Yale-New Haven Hospital offers three, minimally invasive (i.e. laparoscopic) Bariatric surgical procedures.
Choosing the Right Procedure
Whenever bariatric surgery is required as part of a comprehensive weight loss strategy, the patient's surgeon will help decide which procedure is best. The final choice is based on a number of factors and eligibility requirements, including medical history, age, body mass index (BMI), and previous weight-loss treatment results. These same factors will also affect how much weight a patient can expect to lose after surgery.
Whichever option is chosen, the health benefits of bariatric surgery — coupled with a customized, post-operative treatment plan — are widely recognized. Weight loss resulting from any of these procedures can significantly improve conditions associated with morbid obesity, such as sleep apnea, diabetes, high cholesterol, gastroesophageal reflux disease (GERD) and high blood pressure. In fact, studies show that the risk of death from these conditions returns to normal after successful weight loss surgery and obesity treatment.
The following chart provides a quick overview of the innovative bariatric procedures performed at Yale-New Haven Hospital.
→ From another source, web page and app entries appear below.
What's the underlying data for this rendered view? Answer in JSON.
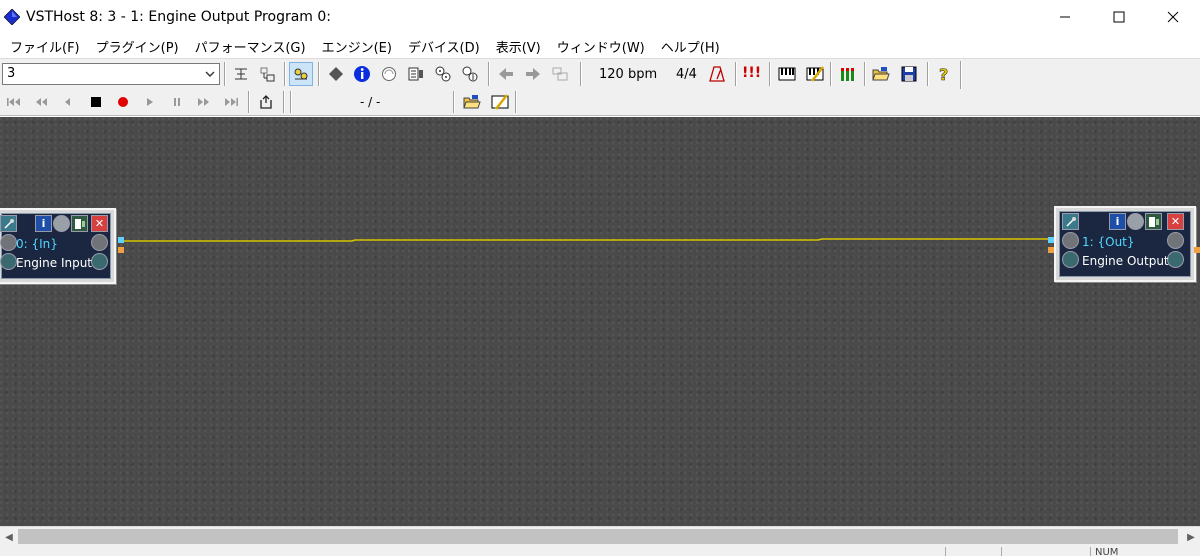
{
  "window": {
    "title": "VSTHost 8: 3 - 1: Engine Output Program 0:",
    "minimize_glyph": "—",
    "maximize_glyph": "☐",
    "close_glyph": "✕"
  },
  "menu": {
    "items": [
      {
        "label": "ファイル(F)"
      },
      {
        "label": "プラグイン(P)"
      },
      {
        "label": "パフォーマンス(G)"
      },
      {
        "label": "エンジン(E)"
      },
      {
        "label": "デバイス(D)"
      },
      {
        "label": "表示(V)"
      },
      {
        "label": "ウィンドウ(W)"
      },
      {
        "label": "ヘルプ(H)"
      }
    ]
  },
  "toolbar": {
    "performance_select": "3",
    "tempo": "120 bpm",
    "time_signature": "4/4",
    "meter_text": "!!!"
  },
  "transport": {
    "position": "- / -"
  },
  "plugins": [
    {
      "id_label": "0: {In}",
      "name": "Engine Input",
      "info_glyph": "i",
      "close_glyph": "✕"
    },
    {
      "id_label": "1: {Out}",
      "name": "Engine Output",
      "info_glyph": "i",
      "close_glyph": "✕"
    }
  ],
  "statusbar": {
    "cell1": "",
    "cell2": "",
    "num": "NUM"
  },
  "colors": {
    "canvas": "#4a4a4a",
    "wire": "#d8c300",
    "plugin_label": "#4fd8ff"
  }
}
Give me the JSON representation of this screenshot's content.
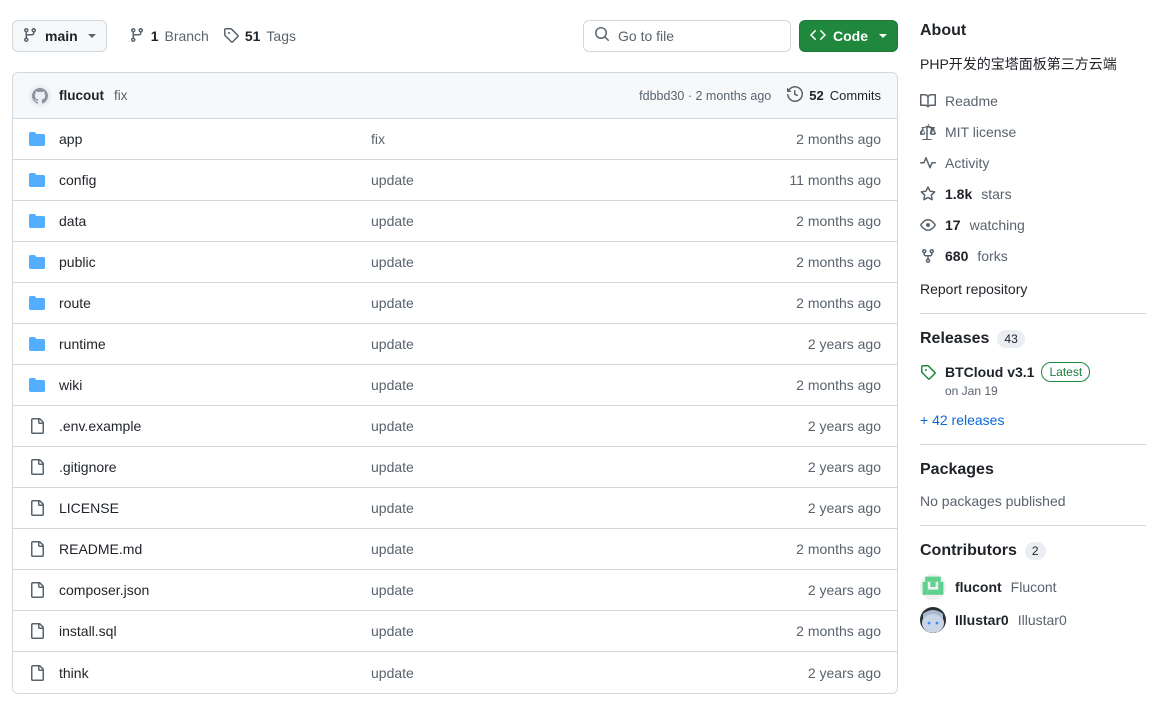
{
  "toolbar": {
    "branch_icon": "git-branch-icon",
    "branch_name": "main",
    "branches_count": "1",
    "branches_label": "Branch",
    "branches_icon": "git-branch-icon",
    "tags_count": "51",
    "tags_label": "Tags",
    "tags_icon": "tag-icon",
    "search_icon": "search-icon",
    "search_placeholder": "Go to file",
    "search_value": "",
    "code_icon": "code-brackets-icon",
    "code_label": "Code"
  },
  "commit_bar": {
    "avatar_icon": "github-mark-avatar",
    "author": "flucout",
    "message": "fix",
    "sha": "fdbbd30",
    "sha_separator": "·",
    "relative_time": "2 months ago",
    "history_icon": "history-clock-icon",
    "commits_count": "52",
    "commits_label": "Commits"
  },
  "files": [
    {
      "icon": "folder-icon",
      "type": "folder",
      "name": "app",
      "message": "fix",
      "age": "2 months ago"
    },
    {
      "icon": "folder-icon",
      "type": "folder",
      "name": "config",
      "message": "update",
      "age": "11 months ago"
    },
    {
      "icon": "folder-icon",
      "type": "folder",
      "name": "data",
      "message": "update",
      "age": "2 months ago"
    },
    {
      "icon": "folder-icon",
      "type": "folder",
      "name": "public",
      "message": "update",
      "age": "2 months ago"
    },
    {
      "icon": "folder-icon",
      "type": "folder",
      "name": "route",
      "message": "update",
      "age": "2 months ago"
    },
    {
      "icon": "folder-icon",
      "type": "folder",
      "name": "runtime",
      "message": "update",
      "age": "2 years ago"
    },
    {
      "icon": "folder-icon",
      "type": "folder",
      "name": "wiki",
      "message": "update",
      "age": "2 months ago"
    },
    {
      "icon": "file-icon",
      "type": "file",
      "name": ".env.example",
      "message": "update",
      "age": "2 years ago"
    },
    {
      "icon": "file-icon",
      "type": "file",
      "name": ".gitignore",
      "message": "update",
      "age": "2 years ago"
    },
    {
      "icon": "file-icon",
      "type": "file",
      "name": "LICENSE",
      "message": "update",
      "age": "2 years ago"
    },
    {
      "icon": "file-icon",
      "type": "file",
      "name": "README.md",
      "message": "update",
      "age": "2 months ago"
    },
    {
      "icon": "file-icon",
      "type": "file",
      "name": "composer.json",
      "message": "update",
      "age": "2 years ago"
    },
    {
      "icon": "file-icon",
      "type": "file",
      "name": "install.sql",
      "message": "update",
      "age": "2 months ago"
    },
    {
      "icon": "file-icon",
      "type": "file",
      "name": "think",
      "message": "update",
      "age": "2 years ago"
    }
  ],
  "sidebar": {
    "about": {
      "title": "About",
      "description": "PHP开发的宝塔面板第三方云端",
      "links": [
        {
          "icon": "book-icon",
          "label": "Readme"
        },
        {
          "icon": "law-icon",
          "label": "MIT license"
        },
        {
          "icon": "pulse-icon",
          "label": "Activity"
        }
      ],
      "stats": [
        {
          "icon": "star-icon",
          "value": "1.8k",
          "label": "stars"
        },
        {
          "icon": "eye-icon",
          "value": "17",
          "label": "watching"
        },
        {
          "icon": "repo-forked-icon",
          "value": "680",
          "label": "forks"
        }
      ],
      "report_link": "Report repository"
    },
    "releases": {
      "title": "Releases",
      "count": "43",
      "tag_icon": "tag-icon",
      "latest_name": "BTCloud v3.1",
      "latest_badge": "Latest",
      "latest_date": "on Jan 19",
      "more_link": "+ 42 releases"
    },
    "packages": {
      "title": "Packages",
      "empty_text": "No packages published"
    },
    "contributors": {
      "title": "Contributors",
      "count": "2",
      "people": [
        {
          "avatar": "identicon-green-avatar",
          "login": "flucont",
          "name": "Flucont"
        },
        {
          "avatar": "anime-photo-avatar",
          "login": "Illustar0",
          "name": "Illustar0"
        }
      ]
    }
  },
  "colors": {
    "accent_green": "#1f883d",
    "link_blue": "#0969da",
    "folder_blue": "#54aeff",
    "muted": "#59636e",
    "border": "#d1d9e0",
    "subtle_bg": "#f6f8fa"
  }
}
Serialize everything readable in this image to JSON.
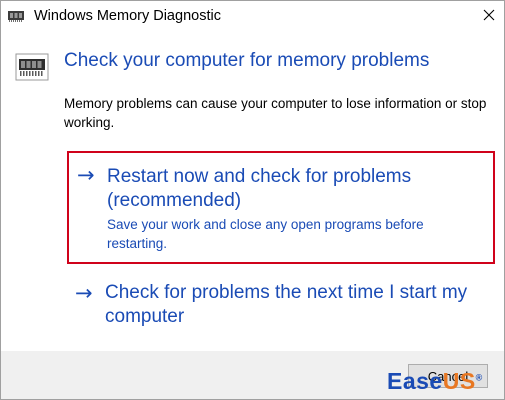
{
  "window": {
    "title": "Windows Memory Diagnostic"
  },
  "header": {
    "heading": "Check your computer for memory problems",
    "description": "Memory problems can cause your computer to lose information or stop working."
  },
  "options": [
    {
      "arrow": "→",
      "title": "Restart now and check for problems (recommended)",
      "subtitle": "Save your work and close any open programs before restarting."
    },
    {
      "arrow": "→",
      "title": "Check for problems the next time I start my computer"
    }
  ],
  "footer": {
    "cancel_label": "Cancel"
  },
  "watermark": {
    "part1": "Ease",
    "part2": "US",
    "reg": "®"
  },
  "colors": {
    "link_blue": "#1a4bb5",
    "highlight_red": "#d0021b",
    "brand_orange": "#e87722"
  },
  "icons": {
    "app": "memory-chip-icon",
    "close": "close-icon",
    "header": "memory-chip-icon",
    "option_arrow": "right-arrow-icon"
  }
}
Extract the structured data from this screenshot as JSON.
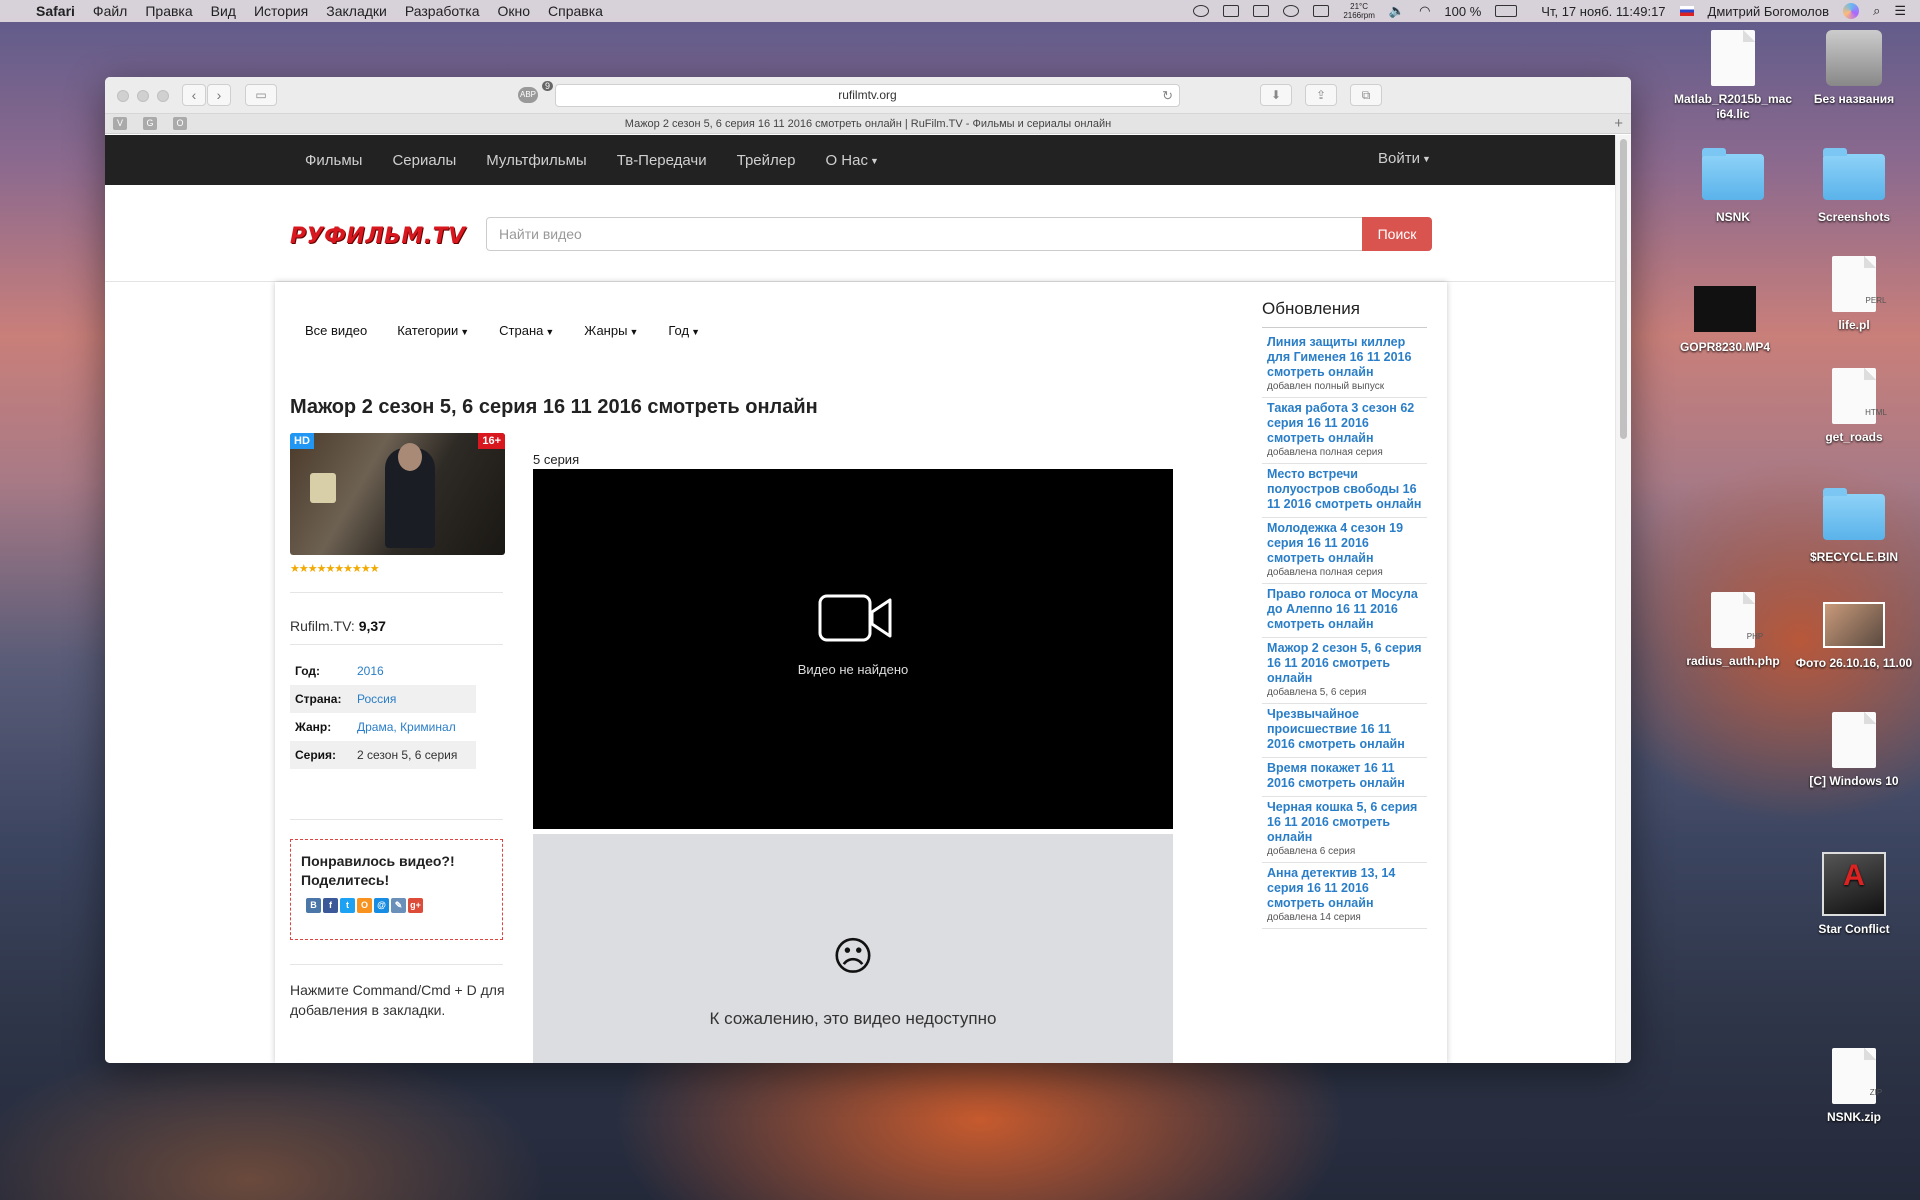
{
  "menubar": {
    "app": "Safari",
    "items": [
      "Файл",
      "Правка",
      "Вид",
      "История",
      "Закладки",
      "Разработка",
      "Окно",
      "Справка"
    ],
    "temp": "21°C",
    "rpm": "2166rpm",
    "battery": "100 %",
    "datetime": "Чт, 17 нояб.  11:49:17",
    "user": "Дмитрий Богомолов"
  },
  "browser": {
    "url": "rufilmtv.org",
    "tab_title": "Мажор 2 сезон 5, 6 серия 16 11 2016 смотреть онлайн | RuFilm.TV - Фильмы и сериалы онлайн",
    "abp_badge": "9",
    "favorites": [
      "V",
      "G",
      "O"
    ]
  },
  "site": {
    "nav": [
      "Фильмы",
      "Сериалы",
      "Мультфильмы",
      "Тв-Передачи",
      "Трейлер",
      "О Нас"
    ],
    "login": "Войти",
    "logo": "РУФИЛЬМ.TV",
    "search_placeholder": "Найти видео",
    "search_button": "Поиск",
    "subnav": [
      "Все видео",
      "Категории",
      "Страна",
      "Жанры",
      "Год"
    ],
    "title": "Мажор 2 сезон 5, 6 серия 16 11 2016 смотреть онлайн",
    "poster_badges": {
      "quality": "HD",
      "age": "16+"
    },
    "stars": "★★★★★★★★★★",
    "rating_label": "Rufilm.TV:",
    "rating_value": "9,37",
    "meta": [
      {
        "key": "Год:",
        "value": "2016"
      },
      {
        "key": "Страна:",
        "value": "Россия"
      },
      {
        "key": "Жанр:",
        "value": "Драма, Криминал"
      },
      {
        "key": "Серия:",
        "value": "2 сезон 5, 6 серия"
      }
    ],
    "share_title": "Понравилось видео?! Поделитесь!",
    "social": [
      "В",
      "f",
      "t",
      "O",
      "@",
      "✎",
      "g+"
    ],
    "bookmark_hint": "Нажмите Command/Cmd + D для добавления в закладки.",
    "episode_label": "5 серия",
    "player_message": "Видео не найдено",
    "sad_face": "☹",
    "unavailable_message": "К сожалению, это видео недоступно",
    "sidebar_title": "Обновления",
    "updates": [
      {
        "title": "Линия защиты киллер для Гименея 16 11 2016 смотреть онлайн",
        "note": "добавлен полный выпуск"
      },
      {
        "title": "Такая работа 3 сезон 62 серия 16 11 2016 смотреть онлайн",
        "note": "добавлена полная серия"
      },
      {
        "title": "Место встречи полуостров свободы 16 11 2016 смотреть онлайн",
        "note": ""
      },
      {
        "title": "Молодежка 4 сезон 19 серия 16 11 2016 смотреть онлайн",
        "note": "добавлена полная серия"
      },
      {
        "title": "Право голоса от Мосула до Алеппо 16 11 2016 смотреть онлайн",
        "note": ""
      },
      {
        "title": "Мажор 2 сезон 5, 6 серия 16 11 2016 смотреть онлайн",
        "note": "добавлена 5, 6 серия"
      },
      {
        "title": "Чрезвычайное происшествие 16 11 2016 смотреть онлайн",
        "note": ""
      },
      {
        "title": "Время покажет 16 11 2016 смотреть онлайн",
        "note": ""
      },
      {
        "title": "Черная кошка 5, 6 серия 16 11 2016 смотреть онлайн",
        "note": "добавлена 6 серия"
      },
      {
        "title": "Анна детектив 13, 14 серия 16 11 2016 смотреть онлайн",
        "note": "добавлена 14 серия"
      }
    ]
  },
  "desktop": [
    {
      "name": "Matlab_R2015b_maci64.lic",
      "kind": "document"
    },
    {
      "name": "Без названия",
      "kind": "disk"
    },
    {
      "name": "NSNK",
      "kind": "folder"
    },
    {
      "name": "Screenshots",
      "kind": "folder"
    },
    {
      "name": "GOPR8230.MP4",
      "kind": "video"
    },
    {
      "name": "life.pl",
      "kind": "document",
      "label": "PERL"
    },
    {
      "name": "get_roads",
      "kind": "document",
      "label": "HTML"
    },
    {
      "name": "$RECYCLE.BIN",
      "kind": "folder"
    },
    {
      "name": "radius_auth.php",
      "kind": "document",
      "label": "PHP"
    },
    {
      "name": "Фото 26.10.16, 11.00",
      "kind": "photo"
    },
    {
      "name": "[C] Windows 10",
      "kind": "document"
    },
    {
      "name": "Star Conflict",
      "kind": "app"
    },
    {
      "name": "NSNK.zip",
      "kind": "document",
      "label": "ZIP"
    }
  ]
}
This is a good place to start when discussing the options with your physician.
Compare your weight loss surgery options
||Roux-en-Y Gastric Bypass
||Laparoscopic Sleeve Gastrectomy
|How it's done
||Upper portion of stomach is stapled and connected to lower part of intestine, creating a smaller stomach pouch (approx. 1 ounce)
||Adjustable silicone band placed around top of stomach, creating a smaller pouch (approx. 1-2 ounces)
||80% of the stomach is removed, leaving a smaller tube or "sleeve" behind
|How it works
||Greatly restricts the amount of food that can be consumed, as well as amount of calories and nutrients that are absorbed into the body
||Mildly restricts the amount and type of foods that can be eaten, requiring less caloric intake before patient feels full
||Greatly restricts the amount of food that can be consumed, without loss of calorie or nutrient absorption into the body
|Excess weight loss (Results vary between patients)
||75-80% average at 10 years
||60-70% average at 10 years
||60% average at 2 years
||Statistically significant weight loss results and improvement in obesity-related health issues. It is considered the "gold standard" of bariatric procedures.
||No cutting, stapling or stomach rerouting required and band can be adjusted until correct capacity is achieved
||Most effective option for patients at highest risk for surgery or as bridge to other procedures
||Moderately affects the absorption of essential vitamins and nutrients like B12, folic acid, and iron
||Requires the most effort to achieve success, with slowest reported weight loss
||Relatively new procedure, with long-term effectiveness yet to be proven
Laparoscopic operations carry the same risk as the procedure performed as an open operation. The benefits of laparoscopic surgeries are typically less discomfort, shorter hospital stay, earlier return to work and reduced scarring.
Drainage After Surgery
Depending on the surgery, you may have a small tube to allow drainage of any accumulated fluids from the abdomen. This is a safety measure, and it is usually removed a few days after the weight loss (bariatric) surgery. Generally, it produces no more than minor discomfort.
What to Expect When in Recovery
Most gastric bypass or sleeve gastrectomy patients will receive a Patient Controlled Analgesia (PCA) or a self-administered pain management system, to help control pain. As with any major surgery, you are in danger of death from a blood clot or other surgical side effects. Statistically, the risk of death during these procedures is less than 1 percent. Your doctors will have assessed you for risks and prepared accordingly. All abdominal operations carry the risks of bleeding, infection in the incision, thrombophlebitis of legs (blood clots), lung problems (pneumonia, pulmonary embolisms), strokes or heart attacks, anesthetic complications, and blockage or obstruction of the intestine. These risks are greater in morbidly obese patients.